  11. “Racism Rob (Burgess), Jess Irvine, Adam Creighton & Greg Jericho (we could perhaps add a fifth in Chris Kohler)” – seriously?? These are your hero’s – gather around children, and let us witness the fab 4 save the magical land of Oz.

    Lets be honest, if we wanted bench strength at old mate’s kink club back down Fyshwick way… maybe. But save the Australian polity from itself. Little bit out of their league isn’t it?

  12. The government is back playing ‘tough on immigrant’ games as a way of trying to make people think they are reducing immigration when they are not. See the daily Tele article this morning – ‘Covert missions to weed out bad migrants before they arrive’.

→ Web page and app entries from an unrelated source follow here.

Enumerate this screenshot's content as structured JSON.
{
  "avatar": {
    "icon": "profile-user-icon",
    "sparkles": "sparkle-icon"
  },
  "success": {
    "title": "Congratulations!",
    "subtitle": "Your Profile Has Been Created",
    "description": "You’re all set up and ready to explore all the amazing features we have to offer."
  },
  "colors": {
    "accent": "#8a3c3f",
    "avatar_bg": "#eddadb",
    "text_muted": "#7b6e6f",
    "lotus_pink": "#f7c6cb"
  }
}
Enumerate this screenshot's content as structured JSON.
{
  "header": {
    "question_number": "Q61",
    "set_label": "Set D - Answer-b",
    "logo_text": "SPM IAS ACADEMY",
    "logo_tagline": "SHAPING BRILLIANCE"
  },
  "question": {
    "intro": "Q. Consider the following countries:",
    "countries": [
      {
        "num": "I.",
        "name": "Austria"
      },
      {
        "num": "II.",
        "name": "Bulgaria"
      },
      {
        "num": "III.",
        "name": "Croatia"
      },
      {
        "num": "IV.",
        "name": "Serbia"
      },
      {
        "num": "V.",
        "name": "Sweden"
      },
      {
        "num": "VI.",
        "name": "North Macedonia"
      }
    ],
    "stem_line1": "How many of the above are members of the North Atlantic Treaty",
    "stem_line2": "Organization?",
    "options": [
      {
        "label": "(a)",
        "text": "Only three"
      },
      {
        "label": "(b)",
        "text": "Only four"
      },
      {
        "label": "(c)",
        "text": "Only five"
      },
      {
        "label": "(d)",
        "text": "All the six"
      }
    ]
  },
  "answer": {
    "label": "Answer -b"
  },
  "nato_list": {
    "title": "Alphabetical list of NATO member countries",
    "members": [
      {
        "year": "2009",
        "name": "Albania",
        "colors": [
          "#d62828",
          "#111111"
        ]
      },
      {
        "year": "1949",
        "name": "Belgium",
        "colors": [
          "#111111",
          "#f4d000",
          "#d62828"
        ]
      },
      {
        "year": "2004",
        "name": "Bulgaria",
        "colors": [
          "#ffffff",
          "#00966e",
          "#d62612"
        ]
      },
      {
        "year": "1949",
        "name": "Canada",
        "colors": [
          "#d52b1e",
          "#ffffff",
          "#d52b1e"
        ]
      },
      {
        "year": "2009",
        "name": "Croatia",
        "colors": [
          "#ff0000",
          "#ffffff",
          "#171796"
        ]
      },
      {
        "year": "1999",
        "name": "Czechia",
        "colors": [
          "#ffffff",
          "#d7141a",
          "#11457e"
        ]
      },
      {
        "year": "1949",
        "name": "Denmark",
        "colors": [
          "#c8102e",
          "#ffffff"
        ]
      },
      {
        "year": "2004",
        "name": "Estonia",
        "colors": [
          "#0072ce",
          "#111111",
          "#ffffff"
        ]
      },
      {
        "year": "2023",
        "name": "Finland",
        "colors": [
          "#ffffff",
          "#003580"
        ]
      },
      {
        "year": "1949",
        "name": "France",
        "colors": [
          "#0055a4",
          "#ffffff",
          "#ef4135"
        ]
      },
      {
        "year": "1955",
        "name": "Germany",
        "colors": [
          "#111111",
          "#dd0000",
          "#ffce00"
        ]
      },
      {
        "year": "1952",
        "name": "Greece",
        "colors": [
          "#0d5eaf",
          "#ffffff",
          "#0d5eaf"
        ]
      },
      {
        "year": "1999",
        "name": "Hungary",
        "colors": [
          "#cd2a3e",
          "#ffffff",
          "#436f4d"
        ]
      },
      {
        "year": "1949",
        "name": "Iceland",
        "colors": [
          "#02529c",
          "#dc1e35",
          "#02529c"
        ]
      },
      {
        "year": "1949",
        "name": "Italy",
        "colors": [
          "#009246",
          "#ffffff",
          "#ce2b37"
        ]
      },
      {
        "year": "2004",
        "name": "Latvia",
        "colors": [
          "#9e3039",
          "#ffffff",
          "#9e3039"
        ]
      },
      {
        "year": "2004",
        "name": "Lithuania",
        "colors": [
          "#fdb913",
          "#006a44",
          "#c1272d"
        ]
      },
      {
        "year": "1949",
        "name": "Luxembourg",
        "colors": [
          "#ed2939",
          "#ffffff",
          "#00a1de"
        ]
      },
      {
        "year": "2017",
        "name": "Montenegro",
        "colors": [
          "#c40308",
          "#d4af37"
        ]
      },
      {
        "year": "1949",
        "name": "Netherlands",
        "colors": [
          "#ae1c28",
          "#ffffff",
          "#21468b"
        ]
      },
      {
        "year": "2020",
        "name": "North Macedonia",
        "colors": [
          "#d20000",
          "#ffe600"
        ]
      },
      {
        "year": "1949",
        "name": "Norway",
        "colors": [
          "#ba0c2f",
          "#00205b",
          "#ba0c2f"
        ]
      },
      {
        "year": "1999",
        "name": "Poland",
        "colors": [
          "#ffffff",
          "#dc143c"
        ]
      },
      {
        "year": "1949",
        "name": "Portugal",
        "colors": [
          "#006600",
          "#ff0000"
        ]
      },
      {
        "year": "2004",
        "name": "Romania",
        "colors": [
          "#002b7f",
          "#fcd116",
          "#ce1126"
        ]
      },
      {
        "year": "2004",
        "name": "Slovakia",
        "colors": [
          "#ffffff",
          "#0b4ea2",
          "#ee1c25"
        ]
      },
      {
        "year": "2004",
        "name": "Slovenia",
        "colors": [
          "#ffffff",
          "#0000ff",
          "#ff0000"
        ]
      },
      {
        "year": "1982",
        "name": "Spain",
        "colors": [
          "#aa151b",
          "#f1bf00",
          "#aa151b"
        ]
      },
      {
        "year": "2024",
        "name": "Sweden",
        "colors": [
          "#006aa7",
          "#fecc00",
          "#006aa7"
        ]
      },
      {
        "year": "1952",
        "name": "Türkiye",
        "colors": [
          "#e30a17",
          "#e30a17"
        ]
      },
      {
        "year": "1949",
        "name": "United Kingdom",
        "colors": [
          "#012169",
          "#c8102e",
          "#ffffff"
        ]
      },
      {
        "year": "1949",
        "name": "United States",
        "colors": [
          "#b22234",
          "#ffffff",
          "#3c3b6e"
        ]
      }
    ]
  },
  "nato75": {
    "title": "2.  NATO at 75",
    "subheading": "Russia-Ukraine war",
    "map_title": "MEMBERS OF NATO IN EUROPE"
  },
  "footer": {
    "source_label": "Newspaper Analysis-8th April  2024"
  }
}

    This is just the same old ‘bash the boat people’ strategy as a way of trying to get people to relax about mass immigration. It shows that they have not listened. I don’t think they just don’t understand why this is a problem for people. This is the fundamental problem, they live in a totally different universe to the Australian people and are utterly disconnected with the values and expectations that the community has of its political leaders.

    The Government is catastrophically bad at politics and exceedingly badly led. The backbench is going to have to bring them into line and that will only happen when political oblivion is staring them in the face.

  13. TailorTrashMEMBER

    A lot of people don’t like Abbot and it’s easy to see why …like most politicians he will put himself before the country and it’s people
    But right now he is the stick in the hornets nest …the more it gets stirred the more the Canberra sellouts and their press supporters get angry and buzz around in circles while trying to shut him out, shut him down or ignore him .
    MB has been plenty critical of Abbott over the past few years so they have some cred that allows them to side with him on this issue while still taking a critical stance should he stray off the numbers not race arguments .
    Ignoring him and his opposition to the over immigration programme and it’s consequences for the incumbent population and their children is only helping the Canberra sellouts .
    Abbott had a tin ear as Primeminister but he does have an ear to the punters as an opposition leader and smells the wiinds of change in the electorate ( and let me say they are getting pretty gusty in blue liberal land …at least those parts not yet fully sold out to foreign interests ) .
    So we should use Abbot as he would use us by making sure his arguments get as much coverage as possible and calling him out if he strays from the path of numbers .
    At least he is taking an alternative position to that other tin eared Primeminister . And where better to have a wrecker running amok than inside the tent of one of the most corrupt, most inept and most misguided governments that I ( and many of my fellow boomers …bless us we are not all as bad as made out ) have ever seen in post
    war Straya .

    • +1 all this with the support of the Big Australia Green and ALP opposition. Don’t forget them, they disenfranchise the ordinary voter because there is no choice amongst the mainstream parties. The LNP couldn’t do it without them.

    • Agree.
      I don’t think Tony has mentioned race at all, it’s the progressive left media that keeps making racial innuendo.
      I doubt there would be any fuss about reducing permanent immigrant numbers from the progressive left and their media apologists, if the permanent immigration program was overwhelmingly ‘blue eyed northern Europeans’.